## AIM OF THE EXERCISE
Lines in the entries below where the word "Select" shows up should each be copied.

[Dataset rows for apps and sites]
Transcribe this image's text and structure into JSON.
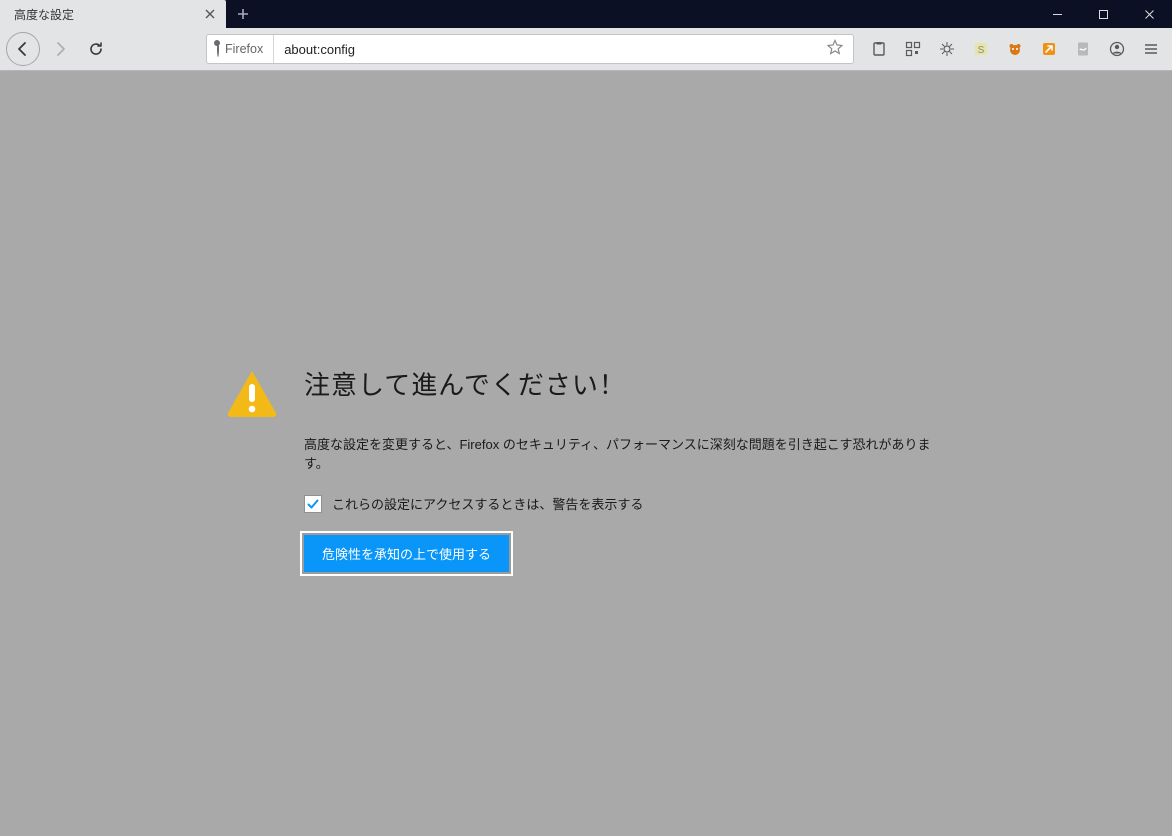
{
  "tab": {
    "title": "高度な設定"
  },
  "urlbar": {
    "identity_label": "Firefox",
    "url": "about:config"
  },
  "warning": {
    "title": "注意して進んでください！",
    "description": "高度な設定を変更すると、Firefox のセキュリティ、パフォーマンスに深刻な問題を引き起こす恐れがあります。",
    "checkbox_label": "これらの設定にアクセスするときは、警告を表示する",
    "checkbox_checked": true,
    "accept_button": "危険性を承知の上で使用する"
  }
}
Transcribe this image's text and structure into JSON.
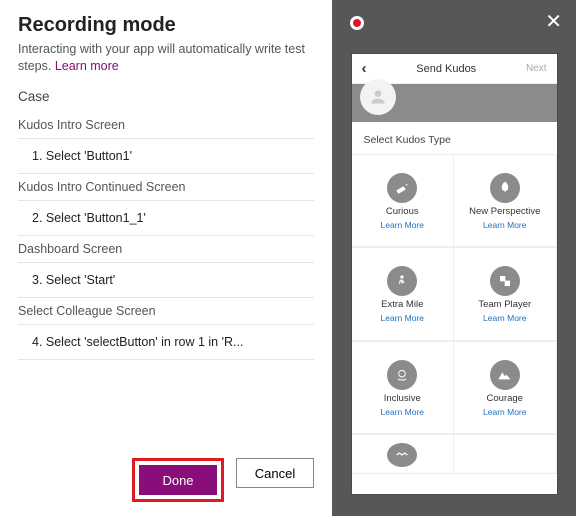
{
  "left": {
    "title": "Recording mode",
    "subtitle_a": "Interacting with your app will automatically write test steps. ",
    "learn_more": "Learn more",
    "case_label": "Case",
    "sections": {
      "s1_title": "Kudos Intro Screen",
      "s1_step": "1.  Select 'Button1'",
      "s2_title": "Kudos Intro Continued Screen",
      "s2_step": "2.  Select 'Button1_1'",
      "s3_title": "Dashboard Screen",
      "s3_step": "3.  Select 'Start'",
      "s4_title": "Select Colleague Screen",
      "s4_step": "4.  Select 'selectButton' in row 1 in 'R..."
    },
    "done": "Done",
    "cancel": "Cancel"
  },
  "phone": {
    "header_title": "Send Kudos",
    "header_next": "Next",
    "select_label": "Select Kudos Type",
    "learn_more": "Learn More",
    "k1": "Curious",
    "k2": "New Perspective",
    "k3": "Extra Mile",
    "k4": "Team Player",
    "k5": "Inclusive",
    "k6": "Courage"
  }
}
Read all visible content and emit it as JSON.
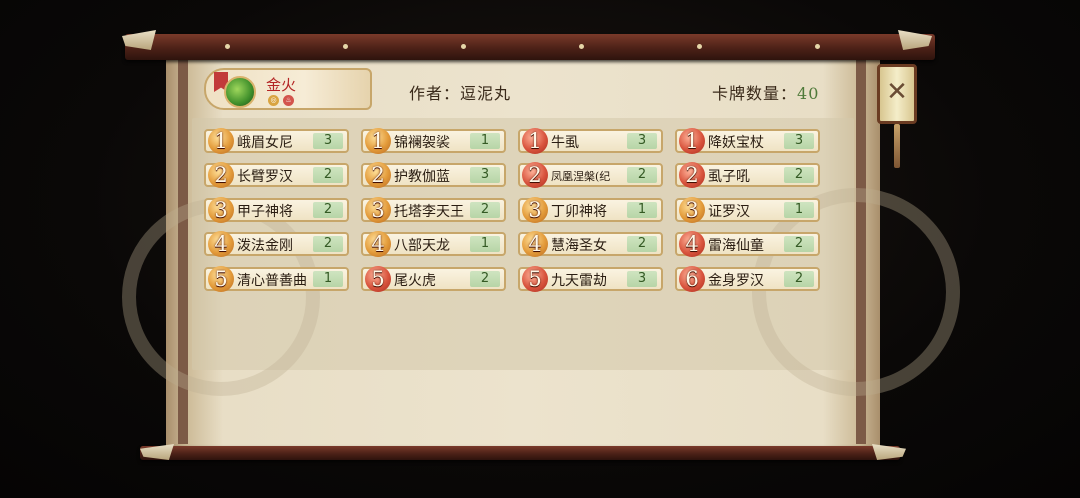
{
  "header": {
    "deck_name": "金火",
    "author_label": "作者：",
    "author_name": "逗泥丸",
    "count_label": "卡牌数量：",
    "count_value": "40",
    "deck_coin_icons": [
      "coin-icon",
      "flame-icon"
    ]
  },
  "close_icon": "close-icon",
  "colors": {
    "cost_gold": "#e39b3a",
    "cost_red": "#d9553e",
    "qty_green": "#b7d5a7",
    "rod": "#4c2117",
    "parchment": "#ece3cd"
  },
  "columns": [
    [
      {
        "cost": "1",
        "name": "峨眉女尼",
        "qty": "3",
        "style": "gold"
      },
      {
        "cost": "2",
        "name": "长臂罗汉",
        "qty": "2",
        "style": "gold"
      },
      {
        "cost": "3",
        "name": "甲子神将",
        "qty": "2",
        "style": "gold"
      },
      {
        "cost": "4",
        "name": "泼法金刚",
        "qty": "2",
        "style": "gold"
      },
      {
        "cost": "5",
        "name": "清心普善曲",
        "qty": "1",
        "style": "gold"
      }
    ],
    [
      {
        "cost": "1",
        "name": "锦襕袈裟",
        "qty": "1",
        "style": "gold"
      },
      {
        "cost": "2",
        "name": "护教伽蓝",
        "qty": "3",
        "style": "gold"
      },
      {
        "cost": "3",
        "name": "托塔李天王",
        "qty": "2",
        "style": "gold"
      },
      {
        "cost": "4",
        "name": "八部天龙",
        "qty": "1",
        "style": "gold"
      },
      {
        "cost": "5",
        "name": "尾火虎",
        "qty": "2",
        "style": "red"
      }
    ],
    [
      {
        "cost": "1",
        "name": "牛虱",
        "qty": "3",
        "style": "red"
      },
      {
        "cost": "2",
        "name": "凤凰涅槃(纪",
        "qty": "2",
        "style": "red"
      },
      {
        "cost": "3",
        "name": "丁卯神将",
        "qty": "1",
        "style": "gold"
      },
      {
        "cost": "4",
        "name": "慧海圣女",
        "qty": "2",
        "style": "gold"
      },
      {
        "cost": "5",
        "name": "九天雷劫",
        "qty": "3",
        "style": "red"
      }
    ],
    [
      {
        "cost": "1",
        "name": "降妖宝杖",
        "qty": "3",
        "style": "gold"
      },
      {
        "cost": "2",
        "name": "虱子吼",
        "qty": "2",
        "style": "red"
      },
      {
        "cost": "3",
        "name": "证罗汉",
        "qty": "1",
        "style": "gold"
      },
      {
        "cost": "4",
        "name": "雷海仙童",
        "qty": "2",
        "style": "red"
      },
      {
        "cost": "6",
        "name": "金身罗汉",
        "qty": "2",
        "style": "gold"
      }
    ]
  ]
}
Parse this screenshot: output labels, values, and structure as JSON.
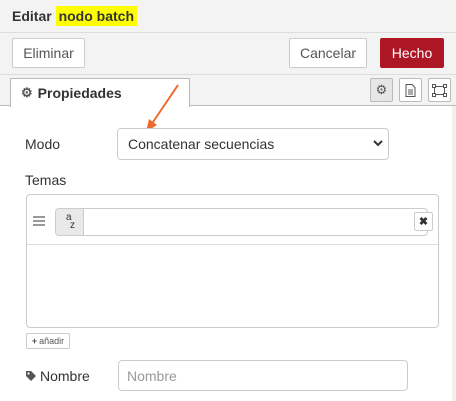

## TASK RESULT
      "s1_step": "1.  Select 'Button1'",
      "s2_step": "2.  Select 'Button1_1'",
      "s3_step": "3.  Select 'Start'",
      "s4_title": "Select Colleague Screen",
      "s4_step": "4.  Select 'selectButton' in row 1 in 'R..."
    "select_label": "Select Kudos Type",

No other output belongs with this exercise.